• Items from an interface collection
━━━━

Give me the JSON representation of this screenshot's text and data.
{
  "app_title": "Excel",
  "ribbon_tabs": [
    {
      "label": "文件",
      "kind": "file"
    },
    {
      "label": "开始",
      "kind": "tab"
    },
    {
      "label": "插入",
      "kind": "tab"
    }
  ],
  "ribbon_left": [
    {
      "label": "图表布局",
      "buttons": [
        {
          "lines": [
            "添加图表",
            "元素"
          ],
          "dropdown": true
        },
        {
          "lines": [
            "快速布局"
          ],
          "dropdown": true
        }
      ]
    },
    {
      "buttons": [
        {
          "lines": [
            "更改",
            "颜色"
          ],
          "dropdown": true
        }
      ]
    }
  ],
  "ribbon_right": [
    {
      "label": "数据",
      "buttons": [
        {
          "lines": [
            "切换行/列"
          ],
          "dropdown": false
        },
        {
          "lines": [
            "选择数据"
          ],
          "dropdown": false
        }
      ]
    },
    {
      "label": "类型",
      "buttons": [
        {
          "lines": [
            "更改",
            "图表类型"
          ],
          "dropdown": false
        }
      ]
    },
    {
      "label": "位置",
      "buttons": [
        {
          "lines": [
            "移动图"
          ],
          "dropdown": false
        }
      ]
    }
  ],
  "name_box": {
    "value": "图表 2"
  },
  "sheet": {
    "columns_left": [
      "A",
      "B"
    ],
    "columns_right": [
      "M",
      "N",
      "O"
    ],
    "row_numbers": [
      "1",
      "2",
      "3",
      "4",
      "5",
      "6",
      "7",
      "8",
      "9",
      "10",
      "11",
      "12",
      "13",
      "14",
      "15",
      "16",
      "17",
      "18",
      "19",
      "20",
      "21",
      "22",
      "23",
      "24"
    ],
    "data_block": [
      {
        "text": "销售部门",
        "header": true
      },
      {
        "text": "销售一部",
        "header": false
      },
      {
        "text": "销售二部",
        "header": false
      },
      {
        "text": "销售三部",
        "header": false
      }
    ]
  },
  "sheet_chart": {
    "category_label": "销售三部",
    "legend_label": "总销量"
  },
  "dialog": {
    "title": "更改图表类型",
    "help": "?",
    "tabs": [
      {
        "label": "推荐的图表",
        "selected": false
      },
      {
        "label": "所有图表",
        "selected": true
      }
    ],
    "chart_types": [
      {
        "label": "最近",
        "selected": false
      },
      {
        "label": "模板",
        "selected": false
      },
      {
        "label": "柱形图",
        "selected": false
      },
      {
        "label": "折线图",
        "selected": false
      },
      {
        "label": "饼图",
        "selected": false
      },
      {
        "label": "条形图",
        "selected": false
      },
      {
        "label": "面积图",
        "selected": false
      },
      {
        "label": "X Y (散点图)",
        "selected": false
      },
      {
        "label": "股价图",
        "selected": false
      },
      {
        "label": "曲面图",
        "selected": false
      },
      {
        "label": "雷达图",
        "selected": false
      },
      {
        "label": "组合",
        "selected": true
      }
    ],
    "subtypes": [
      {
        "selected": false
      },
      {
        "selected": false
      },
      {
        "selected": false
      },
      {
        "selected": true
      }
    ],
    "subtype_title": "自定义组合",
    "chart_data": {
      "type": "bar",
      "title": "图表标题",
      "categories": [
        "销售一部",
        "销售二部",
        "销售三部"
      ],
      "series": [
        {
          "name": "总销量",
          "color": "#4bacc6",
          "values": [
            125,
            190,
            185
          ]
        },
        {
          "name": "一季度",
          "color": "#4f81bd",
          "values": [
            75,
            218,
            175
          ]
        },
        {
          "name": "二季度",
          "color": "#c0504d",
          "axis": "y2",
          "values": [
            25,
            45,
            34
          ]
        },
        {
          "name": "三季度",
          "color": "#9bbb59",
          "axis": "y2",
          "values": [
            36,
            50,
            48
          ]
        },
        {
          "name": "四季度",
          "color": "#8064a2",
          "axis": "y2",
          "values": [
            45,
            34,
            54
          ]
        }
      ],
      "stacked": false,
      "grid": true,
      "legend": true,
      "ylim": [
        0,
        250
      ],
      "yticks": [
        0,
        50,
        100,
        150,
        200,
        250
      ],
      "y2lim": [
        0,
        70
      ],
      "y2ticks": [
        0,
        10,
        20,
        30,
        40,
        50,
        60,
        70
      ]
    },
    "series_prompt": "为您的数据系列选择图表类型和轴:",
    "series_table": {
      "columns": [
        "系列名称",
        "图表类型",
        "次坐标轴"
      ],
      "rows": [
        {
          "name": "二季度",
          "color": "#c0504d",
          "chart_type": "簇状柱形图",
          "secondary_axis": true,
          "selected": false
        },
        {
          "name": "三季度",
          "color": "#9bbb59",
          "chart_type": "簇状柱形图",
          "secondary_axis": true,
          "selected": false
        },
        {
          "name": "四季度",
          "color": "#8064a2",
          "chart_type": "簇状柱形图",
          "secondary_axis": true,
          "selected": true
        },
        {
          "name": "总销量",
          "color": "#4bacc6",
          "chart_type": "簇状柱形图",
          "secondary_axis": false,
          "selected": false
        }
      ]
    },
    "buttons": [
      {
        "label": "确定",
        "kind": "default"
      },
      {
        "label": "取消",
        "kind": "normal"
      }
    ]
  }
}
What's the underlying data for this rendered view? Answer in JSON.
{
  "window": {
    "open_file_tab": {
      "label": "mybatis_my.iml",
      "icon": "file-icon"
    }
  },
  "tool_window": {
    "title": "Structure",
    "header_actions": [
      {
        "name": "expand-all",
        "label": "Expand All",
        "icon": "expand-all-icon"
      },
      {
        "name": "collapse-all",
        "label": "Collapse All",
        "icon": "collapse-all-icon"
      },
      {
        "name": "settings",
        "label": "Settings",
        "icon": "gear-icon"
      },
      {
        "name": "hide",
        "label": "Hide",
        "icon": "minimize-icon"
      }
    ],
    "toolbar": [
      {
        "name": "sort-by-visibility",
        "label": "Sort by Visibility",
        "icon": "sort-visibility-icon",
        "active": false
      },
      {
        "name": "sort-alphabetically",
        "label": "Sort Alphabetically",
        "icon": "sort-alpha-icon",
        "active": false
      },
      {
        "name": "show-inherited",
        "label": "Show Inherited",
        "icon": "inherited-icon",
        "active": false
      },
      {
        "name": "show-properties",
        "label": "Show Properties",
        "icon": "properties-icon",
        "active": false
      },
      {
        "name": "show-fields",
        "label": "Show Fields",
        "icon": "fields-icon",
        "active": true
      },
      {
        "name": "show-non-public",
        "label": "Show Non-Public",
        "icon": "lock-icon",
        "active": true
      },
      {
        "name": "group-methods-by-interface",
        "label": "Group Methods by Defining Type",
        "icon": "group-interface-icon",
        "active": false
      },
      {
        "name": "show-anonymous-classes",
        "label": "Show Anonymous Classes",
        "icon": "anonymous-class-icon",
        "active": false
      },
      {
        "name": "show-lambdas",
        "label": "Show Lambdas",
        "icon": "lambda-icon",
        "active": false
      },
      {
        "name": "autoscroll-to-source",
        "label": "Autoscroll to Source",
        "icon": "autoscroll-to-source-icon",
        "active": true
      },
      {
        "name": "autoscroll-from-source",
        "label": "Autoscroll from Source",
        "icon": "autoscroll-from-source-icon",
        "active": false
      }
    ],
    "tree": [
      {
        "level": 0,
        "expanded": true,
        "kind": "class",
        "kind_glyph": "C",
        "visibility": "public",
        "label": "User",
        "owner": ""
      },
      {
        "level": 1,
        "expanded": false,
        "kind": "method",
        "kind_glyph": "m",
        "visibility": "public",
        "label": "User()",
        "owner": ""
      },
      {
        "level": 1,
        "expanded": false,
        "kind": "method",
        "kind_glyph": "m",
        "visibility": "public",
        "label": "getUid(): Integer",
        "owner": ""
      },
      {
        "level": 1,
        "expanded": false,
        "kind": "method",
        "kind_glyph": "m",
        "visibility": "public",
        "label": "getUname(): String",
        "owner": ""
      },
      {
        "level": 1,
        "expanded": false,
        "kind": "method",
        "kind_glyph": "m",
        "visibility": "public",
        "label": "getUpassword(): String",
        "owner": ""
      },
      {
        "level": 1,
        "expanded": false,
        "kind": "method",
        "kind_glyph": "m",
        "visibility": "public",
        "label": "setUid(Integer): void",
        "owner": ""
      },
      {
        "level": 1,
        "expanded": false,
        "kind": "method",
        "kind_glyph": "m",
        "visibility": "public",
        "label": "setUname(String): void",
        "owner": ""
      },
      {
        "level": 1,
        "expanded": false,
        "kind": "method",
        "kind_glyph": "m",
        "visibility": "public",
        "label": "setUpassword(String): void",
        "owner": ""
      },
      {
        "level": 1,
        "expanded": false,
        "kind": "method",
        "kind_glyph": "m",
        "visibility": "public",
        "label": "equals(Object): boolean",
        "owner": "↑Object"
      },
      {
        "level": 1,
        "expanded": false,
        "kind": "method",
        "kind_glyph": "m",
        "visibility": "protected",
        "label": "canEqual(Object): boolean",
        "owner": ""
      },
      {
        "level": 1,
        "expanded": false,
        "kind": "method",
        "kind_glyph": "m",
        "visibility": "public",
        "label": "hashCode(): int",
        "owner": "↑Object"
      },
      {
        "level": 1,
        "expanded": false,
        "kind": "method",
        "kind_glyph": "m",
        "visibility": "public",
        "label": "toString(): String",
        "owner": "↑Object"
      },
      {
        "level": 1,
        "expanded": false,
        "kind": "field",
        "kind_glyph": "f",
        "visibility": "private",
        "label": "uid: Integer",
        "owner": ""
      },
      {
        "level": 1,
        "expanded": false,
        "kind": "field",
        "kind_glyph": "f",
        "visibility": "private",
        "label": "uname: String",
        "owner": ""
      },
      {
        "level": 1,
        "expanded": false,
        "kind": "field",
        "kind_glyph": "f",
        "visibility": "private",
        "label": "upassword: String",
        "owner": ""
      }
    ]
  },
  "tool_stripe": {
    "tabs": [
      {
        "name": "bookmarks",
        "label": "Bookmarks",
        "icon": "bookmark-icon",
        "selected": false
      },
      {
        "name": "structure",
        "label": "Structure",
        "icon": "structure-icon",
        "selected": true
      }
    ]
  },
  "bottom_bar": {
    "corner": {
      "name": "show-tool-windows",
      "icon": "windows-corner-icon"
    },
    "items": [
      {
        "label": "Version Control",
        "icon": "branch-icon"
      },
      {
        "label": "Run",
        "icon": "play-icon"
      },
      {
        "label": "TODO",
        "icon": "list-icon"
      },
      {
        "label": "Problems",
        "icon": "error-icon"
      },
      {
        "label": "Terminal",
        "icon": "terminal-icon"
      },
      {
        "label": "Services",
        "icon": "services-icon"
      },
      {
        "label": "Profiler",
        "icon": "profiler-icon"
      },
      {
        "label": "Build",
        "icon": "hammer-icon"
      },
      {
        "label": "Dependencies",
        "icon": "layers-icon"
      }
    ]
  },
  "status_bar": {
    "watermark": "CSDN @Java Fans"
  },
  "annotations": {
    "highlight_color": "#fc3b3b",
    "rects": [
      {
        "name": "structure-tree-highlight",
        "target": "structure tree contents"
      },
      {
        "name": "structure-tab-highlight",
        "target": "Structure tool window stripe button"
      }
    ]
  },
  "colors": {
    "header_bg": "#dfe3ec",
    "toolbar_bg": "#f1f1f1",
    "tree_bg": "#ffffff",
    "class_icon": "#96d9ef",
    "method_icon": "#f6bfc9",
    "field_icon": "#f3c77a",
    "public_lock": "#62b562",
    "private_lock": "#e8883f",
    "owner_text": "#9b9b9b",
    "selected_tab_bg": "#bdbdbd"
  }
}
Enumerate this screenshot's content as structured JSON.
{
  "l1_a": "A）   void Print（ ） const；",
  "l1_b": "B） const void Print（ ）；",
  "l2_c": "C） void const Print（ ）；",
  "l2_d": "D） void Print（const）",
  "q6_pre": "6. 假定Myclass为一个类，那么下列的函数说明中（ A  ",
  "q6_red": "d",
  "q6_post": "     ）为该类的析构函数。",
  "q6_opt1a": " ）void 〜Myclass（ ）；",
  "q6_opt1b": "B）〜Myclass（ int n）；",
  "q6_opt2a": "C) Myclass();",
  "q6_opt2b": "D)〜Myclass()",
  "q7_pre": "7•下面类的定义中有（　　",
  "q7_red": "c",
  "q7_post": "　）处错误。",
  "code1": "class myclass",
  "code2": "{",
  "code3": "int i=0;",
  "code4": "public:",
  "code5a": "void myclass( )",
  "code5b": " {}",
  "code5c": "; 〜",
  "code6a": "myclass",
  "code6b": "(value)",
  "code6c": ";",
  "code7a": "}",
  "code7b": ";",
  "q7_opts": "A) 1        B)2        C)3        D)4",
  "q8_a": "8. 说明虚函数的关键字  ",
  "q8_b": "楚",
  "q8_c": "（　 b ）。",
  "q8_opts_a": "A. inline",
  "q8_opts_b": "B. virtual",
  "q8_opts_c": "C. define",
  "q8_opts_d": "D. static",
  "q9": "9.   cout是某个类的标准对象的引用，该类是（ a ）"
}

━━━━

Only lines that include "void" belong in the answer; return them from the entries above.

        "label": "setUid(Integer): void",
        "label": "setUname(String): void",
        "label": "setUpassword(String): void",
  "l1_a": "A）   void Print（ ） const；",
  "l1_b": "B） const void Print（ ）；",
  "l2_c": "C） void const Print（ ）；",
  "l2_d": "D） void Print（const）",
  "q6_opt1a": " ）void 〜Myclass（ ）；",
  "code5a": "void myclass( )",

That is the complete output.